Soon we will celebrate Independence Day, the birth of our great nation, our freedom, and our democracy. Johnny Carson who defined democracy like this: “Unlike communism, democracy does not mean having just one ineffective political party; it means having two ineffective political parties.” That’s as far as I’m gonna go about politics. But whatever you feel about the faults of our nation, I think most of you would agree with me that there’s no other country you would rather call home. This is America, we love it, and we give God thanks for the many blessings we enjoy as citizens of this nation. And as Americans, it feels like we have a lot to brag about in our great country.
I suppose that bragging and boasting are part of human nature. We boast about our children and our grandchildren. We boast about our work. We boast about our athletic accomplishments; we even boast about our favorite teams, whose success we fans have little to do with in reality. We boast about the places we’ve been and the things we’ve done. And on July 4, we boast about the United States of America.
I heard about the time when Ole first met Lars, after they had both immigrated to America. Ole was from Norway and Sven was from Sweden. Ole asked Sven, “Vhere did you come from, den?”
Sven replied, “Da greatest country in da vorld!”
And Ole says, “Dat’s funny, I’d have guessed you vere a Swede!”
It’s human to brag about your school, about your team, about your family, about your country. However in the letter to the Galatians, St. Paul says that there’s only one thing worth really boasting about and that is the cross on which Jesus Christ died. Paul writes, “May I never boast except in the cross of our Lord Jesus Christ, through which the world has been crucified to me, and I to the world.” (Galatians 6:14)
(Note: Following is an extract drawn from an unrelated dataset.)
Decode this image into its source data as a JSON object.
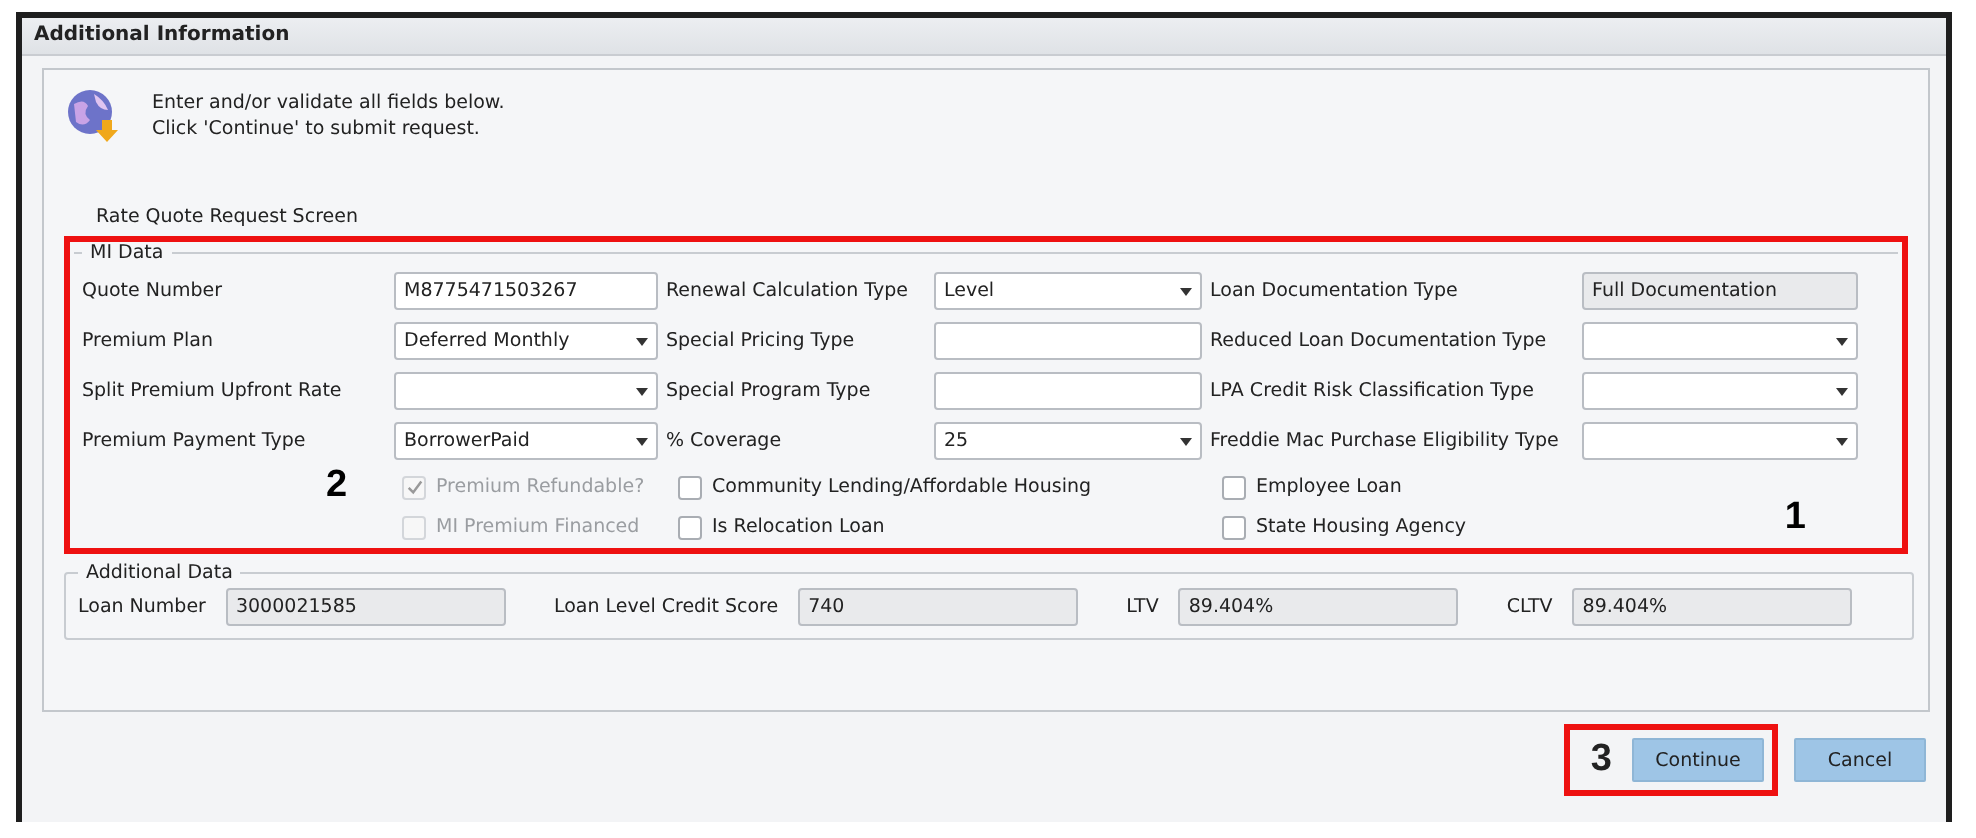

Paul had many things about which he could have boasted. He could have boasted about his Roman citizenship, just like we think it’s wonderful to be an American citizen, in those days it was great to be a citizen of Rome because Roman citizens had special rights and privileges wherever you were in the Empire. Or he could have boasted about his religious upbringing. Nobody had a richer background in the Jewish faith than Paul. In Philippians, he notes that he was “a Hebrew born of Hebrews; as to the law a Pharisee; as to zeal a persecutor of the church; as to righteousness under the law—blameless.” But then Paul adds in this same passage, “Whichever gain I had, I counted as loss for the sake of Christ. Indeed I count everything as loss because of the surpassing worth of knowing Christ Jesus my Lord.” He could have boasted about his education because Paul studied Jewish law in Jerusalem under the famous rabbi, Gamaliel (Acts 22:3). That’s like going to Harvard for the serious student of the Jewish faith. Paul was a man of extraordinary credentials and extraordinary talent. He could have boasted about many things. But quite simply he writes, “May I never boast except in the cross of our Lord Jesus Christ . . .”
In the United States, we have a nickname for tow trucks. We call them “wreckers.” But, in Great Britain they’re not called wreckers. U.K. tow trucks have one big word on the side that says “Recovery.” Isn’t that interesting? It’s the same vehicle and the same function, but a totally different perspective. We say, “There goes a wrecker.” They say, “Here comes recovery.”
The cross is all about recovery. Paul knew that, because he was one whose life had been recovered and radically changed. And so, there was only one thing that Paul bragged about though he could have boasted about many things. It was the cross upon which Christ died. The cross was an offensive symbol to the world, a sign of public humiliation and punishment; but to Paul it was everything. He knew that without the cross he would have been lost. What does the cross mean in your life? Is it a decoration, a trinket on a necklace? Or does it mean salvation? A changed life? Is it something you can brag about?
Heavenly Father, thank you for the blessings of freedom. For those with freedom in their nations, I thank you and celebrate their ability to worship You in safety. For those who are not free to show their Christian faith, I pray for change and release from oppression, and continued strength in the underground church. Help me to boast only in my freedom in Christ, that Jesus’ cross might be the sign of this costly gift that He gave to me. In Jesus’ name, Amen.